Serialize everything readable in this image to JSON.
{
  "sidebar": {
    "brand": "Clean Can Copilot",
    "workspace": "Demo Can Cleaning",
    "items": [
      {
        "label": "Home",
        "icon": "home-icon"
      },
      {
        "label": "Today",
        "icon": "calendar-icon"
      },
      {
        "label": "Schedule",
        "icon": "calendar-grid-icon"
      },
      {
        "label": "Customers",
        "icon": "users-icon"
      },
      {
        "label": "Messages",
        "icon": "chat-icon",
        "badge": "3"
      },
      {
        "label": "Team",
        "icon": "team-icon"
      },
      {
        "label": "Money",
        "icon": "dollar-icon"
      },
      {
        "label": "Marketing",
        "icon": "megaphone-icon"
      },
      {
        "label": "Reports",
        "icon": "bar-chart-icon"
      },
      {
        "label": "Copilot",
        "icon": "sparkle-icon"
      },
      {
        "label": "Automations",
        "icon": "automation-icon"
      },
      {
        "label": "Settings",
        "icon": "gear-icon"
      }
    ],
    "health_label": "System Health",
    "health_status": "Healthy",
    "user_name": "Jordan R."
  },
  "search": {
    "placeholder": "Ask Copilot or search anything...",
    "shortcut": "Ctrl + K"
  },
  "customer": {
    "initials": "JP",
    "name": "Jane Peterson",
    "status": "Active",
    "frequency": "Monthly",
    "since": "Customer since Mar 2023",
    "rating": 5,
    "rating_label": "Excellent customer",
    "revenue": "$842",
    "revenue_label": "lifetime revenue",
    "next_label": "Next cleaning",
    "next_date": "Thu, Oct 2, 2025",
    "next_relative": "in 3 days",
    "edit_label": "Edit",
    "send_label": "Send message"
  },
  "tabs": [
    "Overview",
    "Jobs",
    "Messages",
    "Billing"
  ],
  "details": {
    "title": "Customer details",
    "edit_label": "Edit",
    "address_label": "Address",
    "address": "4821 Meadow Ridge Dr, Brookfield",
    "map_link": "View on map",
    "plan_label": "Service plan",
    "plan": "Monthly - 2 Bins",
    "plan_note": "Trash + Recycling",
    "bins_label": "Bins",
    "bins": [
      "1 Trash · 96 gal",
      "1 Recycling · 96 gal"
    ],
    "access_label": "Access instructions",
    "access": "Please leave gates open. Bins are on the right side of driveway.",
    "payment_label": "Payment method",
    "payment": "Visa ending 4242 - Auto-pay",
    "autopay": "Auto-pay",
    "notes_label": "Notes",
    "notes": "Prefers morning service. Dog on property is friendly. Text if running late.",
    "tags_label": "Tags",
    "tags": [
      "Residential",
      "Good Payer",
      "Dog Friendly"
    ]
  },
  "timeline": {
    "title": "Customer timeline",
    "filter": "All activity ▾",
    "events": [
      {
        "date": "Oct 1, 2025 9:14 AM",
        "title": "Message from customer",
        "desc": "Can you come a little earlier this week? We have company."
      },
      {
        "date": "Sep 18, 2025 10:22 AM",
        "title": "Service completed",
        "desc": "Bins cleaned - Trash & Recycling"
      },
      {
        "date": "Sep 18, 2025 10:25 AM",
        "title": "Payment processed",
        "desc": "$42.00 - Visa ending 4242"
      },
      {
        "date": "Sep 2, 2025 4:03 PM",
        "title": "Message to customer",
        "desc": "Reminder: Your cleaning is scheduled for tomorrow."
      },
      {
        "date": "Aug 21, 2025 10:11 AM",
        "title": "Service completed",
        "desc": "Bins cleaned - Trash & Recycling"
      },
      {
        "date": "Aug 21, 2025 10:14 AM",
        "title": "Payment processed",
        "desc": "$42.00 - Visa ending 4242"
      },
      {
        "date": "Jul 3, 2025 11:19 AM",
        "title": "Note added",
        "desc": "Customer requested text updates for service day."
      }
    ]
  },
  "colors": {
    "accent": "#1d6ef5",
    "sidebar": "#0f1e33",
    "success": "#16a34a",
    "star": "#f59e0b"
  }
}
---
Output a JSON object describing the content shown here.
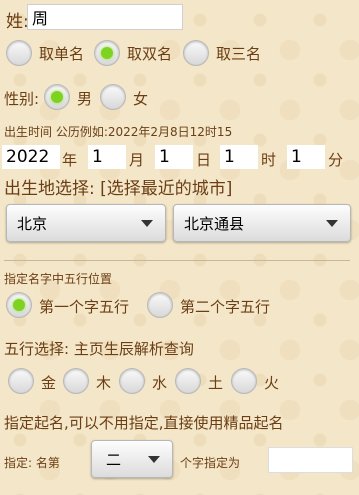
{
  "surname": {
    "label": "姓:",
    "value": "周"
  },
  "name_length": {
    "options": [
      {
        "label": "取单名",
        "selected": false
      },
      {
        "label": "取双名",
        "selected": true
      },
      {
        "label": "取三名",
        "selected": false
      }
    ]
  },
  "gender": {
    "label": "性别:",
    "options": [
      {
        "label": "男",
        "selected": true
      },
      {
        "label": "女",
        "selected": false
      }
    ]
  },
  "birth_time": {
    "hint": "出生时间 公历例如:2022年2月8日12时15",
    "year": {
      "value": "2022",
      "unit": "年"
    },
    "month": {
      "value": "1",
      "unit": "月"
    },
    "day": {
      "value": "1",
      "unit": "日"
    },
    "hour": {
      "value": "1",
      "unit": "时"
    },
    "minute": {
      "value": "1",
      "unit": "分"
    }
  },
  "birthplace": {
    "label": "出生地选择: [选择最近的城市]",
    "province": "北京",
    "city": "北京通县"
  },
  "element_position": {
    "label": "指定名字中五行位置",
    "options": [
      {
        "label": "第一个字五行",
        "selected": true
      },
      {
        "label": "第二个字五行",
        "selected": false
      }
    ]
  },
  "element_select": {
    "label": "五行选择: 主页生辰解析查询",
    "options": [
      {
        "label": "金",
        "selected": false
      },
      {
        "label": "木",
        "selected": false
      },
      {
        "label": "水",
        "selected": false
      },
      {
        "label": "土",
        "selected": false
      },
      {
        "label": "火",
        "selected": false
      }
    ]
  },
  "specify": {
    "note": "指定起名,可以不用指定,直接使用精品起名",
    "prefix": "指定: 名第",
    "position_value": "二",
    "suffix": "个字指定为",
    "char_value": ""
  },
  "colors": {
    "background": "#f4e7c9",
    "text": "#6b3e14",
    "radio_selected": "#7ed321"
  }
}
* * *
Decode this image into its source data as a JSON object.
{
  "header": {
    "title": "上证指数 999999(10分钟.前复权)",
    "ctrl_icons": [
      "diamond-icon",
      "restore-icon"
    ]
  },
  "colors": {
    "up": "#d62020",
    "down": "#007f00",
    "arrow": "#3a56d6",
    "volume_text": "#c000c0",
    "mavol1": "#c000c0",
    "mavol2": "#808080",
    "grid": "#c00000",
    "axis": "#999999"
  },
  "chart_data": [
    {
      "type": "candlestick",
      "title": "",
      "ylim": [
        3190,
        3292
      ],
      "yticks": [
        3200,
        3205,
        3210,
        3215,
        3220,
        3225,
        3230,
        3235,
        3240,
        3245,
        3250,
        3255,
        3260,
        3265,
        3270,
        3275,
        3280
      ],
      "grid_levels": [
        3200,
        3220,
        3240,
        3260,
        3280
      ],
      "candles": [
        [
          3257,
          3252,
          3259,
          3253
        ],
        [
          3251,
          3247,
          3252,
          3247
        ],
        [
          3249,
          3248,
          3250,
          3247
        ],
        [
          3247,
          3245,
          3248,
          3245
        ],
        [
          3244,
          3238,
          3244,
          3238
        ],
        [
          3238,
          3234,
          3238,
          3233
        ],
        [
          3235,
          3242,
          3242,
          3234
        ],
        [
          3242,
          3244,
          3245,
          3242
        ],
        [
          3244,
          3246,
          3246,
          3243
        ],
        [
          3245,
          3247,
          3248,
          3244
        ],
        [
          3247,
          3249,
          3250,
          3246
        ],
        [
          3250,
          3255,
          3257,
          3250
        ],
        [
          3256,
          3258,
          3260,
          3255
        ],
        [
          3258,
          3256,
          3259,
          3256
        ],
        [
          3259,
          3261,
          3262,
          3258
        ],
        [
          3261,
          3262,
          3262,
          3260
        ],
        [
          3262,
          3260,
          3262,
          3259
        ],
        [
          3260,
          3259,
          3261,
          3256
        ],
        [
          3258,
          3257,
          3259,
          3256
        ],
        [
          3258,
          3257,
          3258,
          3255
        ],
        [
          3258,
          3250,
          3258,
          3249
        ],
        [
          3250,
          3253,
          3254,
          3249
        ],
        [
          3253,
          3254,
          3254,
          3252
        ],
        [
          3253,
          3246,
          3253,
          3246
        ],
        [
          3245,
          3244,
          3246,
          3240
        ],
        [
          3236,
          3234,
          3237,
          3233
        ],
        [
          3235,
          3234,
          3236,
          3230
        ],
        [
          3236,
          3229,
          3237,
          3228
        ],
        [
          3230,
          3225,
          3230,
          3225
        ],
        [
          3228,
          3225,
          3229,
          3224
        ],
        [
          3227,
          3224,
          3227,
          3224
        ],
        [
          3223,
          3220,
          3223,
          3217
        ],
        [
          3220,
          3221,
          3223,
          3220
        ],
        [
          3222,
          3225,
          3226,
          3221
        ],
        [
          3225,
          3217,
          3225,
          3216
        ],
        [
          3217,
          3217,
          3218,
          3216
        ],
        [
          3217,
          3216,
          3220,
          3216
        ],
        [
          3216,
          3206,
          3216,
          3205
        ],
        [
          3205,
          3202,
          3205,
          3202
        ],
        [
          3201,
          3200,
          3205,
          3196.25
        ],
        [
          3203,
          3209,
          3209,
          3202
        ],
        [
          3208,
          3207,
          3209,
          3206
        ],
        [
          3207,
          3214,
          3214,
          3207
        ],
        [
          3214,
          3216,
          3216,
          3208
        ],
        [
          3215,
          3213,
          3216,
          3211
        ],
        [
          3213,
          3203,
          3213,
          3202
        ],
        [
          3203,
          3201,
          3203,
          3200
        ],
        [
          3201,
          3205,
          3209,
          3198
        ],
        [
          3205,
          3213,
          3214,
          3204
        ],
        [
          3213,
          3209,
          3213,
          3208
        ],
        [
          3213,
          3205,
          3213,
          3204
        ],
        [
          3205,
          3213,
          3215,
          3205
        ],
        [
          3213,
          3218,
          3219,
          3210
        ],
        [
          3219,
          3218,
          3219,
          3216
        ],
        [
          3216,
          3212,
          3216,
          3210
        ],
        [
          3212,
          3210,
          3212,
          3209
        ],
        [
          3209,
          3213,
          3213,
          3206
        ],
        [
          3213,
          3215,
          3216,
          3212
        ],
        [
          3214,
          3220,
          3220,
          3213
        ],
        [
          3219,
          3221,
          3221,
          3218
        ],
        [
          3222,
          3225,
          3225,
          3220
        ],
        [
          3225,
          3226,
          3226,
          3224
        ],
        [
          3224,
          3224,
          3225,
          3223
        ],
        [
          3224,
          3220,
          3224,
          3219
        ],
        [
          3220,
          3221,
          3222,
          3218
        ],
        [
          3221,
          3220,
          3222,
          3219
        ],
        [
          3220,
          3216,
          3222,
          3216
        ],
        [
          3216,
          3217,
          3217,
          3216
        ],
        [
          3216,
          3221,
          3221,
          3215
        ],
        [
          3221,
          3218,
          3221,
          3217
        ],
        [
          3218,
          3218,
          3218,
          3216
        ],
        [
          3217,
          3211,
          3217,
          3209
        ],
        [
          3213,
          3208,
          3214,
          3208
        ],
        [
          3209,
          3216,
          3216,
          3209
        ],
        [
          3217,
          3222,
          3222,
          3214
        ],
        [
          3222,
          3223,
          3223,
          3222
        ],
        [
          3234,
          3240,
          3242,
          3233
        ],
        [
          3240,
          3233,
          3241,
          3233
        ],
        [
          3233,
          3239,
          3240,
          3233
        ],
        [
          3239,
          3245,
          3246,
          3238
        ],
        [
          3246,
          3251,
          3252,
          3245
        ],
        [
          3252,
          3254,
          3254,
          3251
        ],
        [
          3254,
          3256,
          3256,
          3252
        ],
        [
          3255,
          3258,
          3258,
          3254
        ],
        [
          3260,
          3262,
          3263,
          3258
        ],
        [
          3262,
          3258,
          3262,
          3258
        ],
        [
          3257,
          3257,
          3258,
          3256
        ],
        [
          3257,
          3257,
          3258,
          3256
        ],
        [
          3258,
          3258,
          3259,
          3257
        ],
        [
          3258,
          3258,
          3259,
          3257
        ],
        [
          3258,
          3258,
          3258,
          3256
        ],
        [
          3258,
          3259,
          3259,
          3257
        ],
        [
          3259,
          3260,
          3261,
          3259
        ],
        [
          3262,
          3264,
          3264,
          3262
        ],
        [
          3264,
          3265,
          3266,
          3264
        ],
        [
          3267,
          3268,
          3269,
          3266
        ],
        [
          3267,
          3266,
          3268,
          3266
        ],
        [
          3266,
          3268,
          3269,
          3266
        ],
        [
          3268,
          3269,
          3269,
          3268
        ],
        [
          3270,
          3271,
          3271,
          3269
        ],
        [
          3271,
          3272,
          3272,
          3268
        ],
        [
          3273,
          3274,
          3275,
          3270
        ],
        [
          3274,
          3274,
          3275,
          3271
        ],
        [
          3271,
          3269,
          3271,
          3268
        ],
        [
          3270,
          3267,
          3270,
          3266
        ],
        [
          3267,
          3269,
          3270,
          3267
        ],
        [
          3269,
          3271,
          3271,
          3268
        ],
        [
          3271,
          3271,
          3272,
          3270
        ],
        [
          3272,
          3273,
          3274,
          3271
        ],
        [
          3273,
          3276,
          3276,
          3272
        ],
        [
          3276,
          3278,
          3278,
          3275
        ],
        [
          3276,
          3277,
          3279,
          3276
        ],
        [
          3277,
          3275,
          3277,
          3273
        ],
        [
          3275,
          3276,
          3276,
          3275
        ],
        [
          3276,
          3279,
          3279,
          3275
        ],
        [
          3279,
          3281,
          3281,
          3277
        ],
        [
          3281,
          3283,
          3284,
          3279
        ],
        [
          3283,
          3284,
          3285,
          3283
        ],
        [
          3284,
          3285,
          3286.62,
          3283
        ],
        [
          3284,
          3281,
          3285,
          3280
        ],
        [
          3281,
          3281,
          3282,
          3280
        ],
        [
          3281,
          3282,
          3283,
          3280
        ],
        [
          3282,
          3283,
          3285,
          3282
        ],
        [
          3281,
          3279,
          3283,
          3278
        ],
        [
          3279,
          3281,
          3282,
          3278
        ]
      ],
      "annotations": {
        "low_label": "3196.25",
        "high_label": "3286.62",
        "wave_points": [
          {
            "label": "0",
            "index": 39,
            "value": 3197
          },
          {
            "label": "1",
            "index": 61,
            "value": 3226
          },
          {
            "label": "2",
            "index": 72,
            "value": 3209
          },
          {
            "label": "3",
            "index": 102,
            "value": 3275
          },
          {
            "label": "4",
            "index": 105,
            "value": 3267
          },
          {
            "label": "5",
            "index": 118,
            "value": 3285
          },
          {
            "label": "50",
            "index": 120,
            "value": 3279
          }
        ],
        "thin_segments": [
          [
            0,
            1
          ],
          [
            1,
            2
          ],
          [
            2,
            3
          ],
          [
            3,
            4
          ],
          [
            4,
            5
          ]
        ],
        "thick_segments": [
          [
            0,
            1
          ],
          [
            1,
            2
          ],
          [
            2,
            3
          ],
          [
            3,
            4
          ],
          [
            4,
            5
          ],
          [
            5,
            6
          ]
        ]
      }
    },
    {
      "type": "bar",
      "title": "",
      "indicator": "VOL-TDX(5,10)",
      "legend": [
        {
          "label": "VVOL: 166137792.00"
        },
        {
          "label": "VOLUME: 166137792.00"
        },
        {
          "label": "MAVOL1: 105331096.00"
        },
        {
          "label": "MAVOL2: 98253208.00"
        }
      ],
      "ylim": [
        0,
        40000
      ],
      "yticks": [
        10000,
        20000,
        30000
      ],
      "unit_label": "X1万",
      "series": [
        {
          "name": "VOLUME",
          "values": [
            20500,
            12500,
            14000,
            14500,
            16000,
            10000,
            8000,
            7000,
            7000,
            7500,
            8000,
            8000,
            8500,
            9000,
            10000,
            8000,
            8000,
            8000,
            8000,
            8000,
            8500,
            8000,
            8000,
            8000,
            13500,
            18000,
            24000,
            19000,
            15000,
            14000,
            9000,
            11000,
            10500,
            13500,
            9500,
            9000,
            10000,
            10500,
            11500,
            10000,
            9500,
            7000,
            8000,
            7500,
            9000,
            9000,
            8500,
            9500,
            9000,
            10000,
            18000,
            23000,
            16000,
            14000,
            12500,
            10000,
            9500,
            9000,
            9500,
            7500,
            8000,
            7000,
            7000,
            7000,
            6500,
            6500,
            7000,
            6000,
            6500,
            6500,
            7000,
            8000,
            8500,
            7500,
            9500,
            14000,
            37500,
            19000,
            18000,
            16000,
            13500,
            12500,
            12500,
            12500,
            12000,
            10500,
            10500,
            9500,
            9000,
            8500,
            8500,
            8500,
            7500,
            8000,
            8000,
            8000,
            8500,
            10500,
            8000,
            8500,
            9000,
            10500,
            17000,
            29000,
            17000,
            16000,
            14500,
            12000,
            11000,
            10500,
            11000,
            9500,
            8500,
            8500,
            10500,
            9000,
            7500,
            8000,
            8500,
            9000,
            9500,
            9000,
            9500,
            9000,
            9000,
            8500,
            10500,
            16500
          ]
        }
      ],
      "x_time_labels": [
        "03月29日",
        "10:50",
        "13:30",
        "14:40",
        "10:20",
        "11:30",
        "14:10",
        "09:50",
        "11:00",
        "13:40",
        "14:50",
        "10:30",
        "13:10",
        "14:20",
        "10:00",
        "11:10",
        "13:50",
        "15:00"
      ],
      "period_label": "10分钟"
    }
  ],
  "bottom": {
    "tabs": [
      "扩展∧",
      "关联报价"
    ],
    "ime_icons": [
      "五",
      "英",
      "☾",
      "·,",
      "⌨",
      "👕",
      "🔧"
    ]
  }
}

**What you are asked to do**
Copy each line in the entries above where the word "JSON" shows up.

**Problem solution**
Serialize everything readable in this image to JSON.
Output a JSON object describing the content shown here.
Decode this image into its source data as a JSON object.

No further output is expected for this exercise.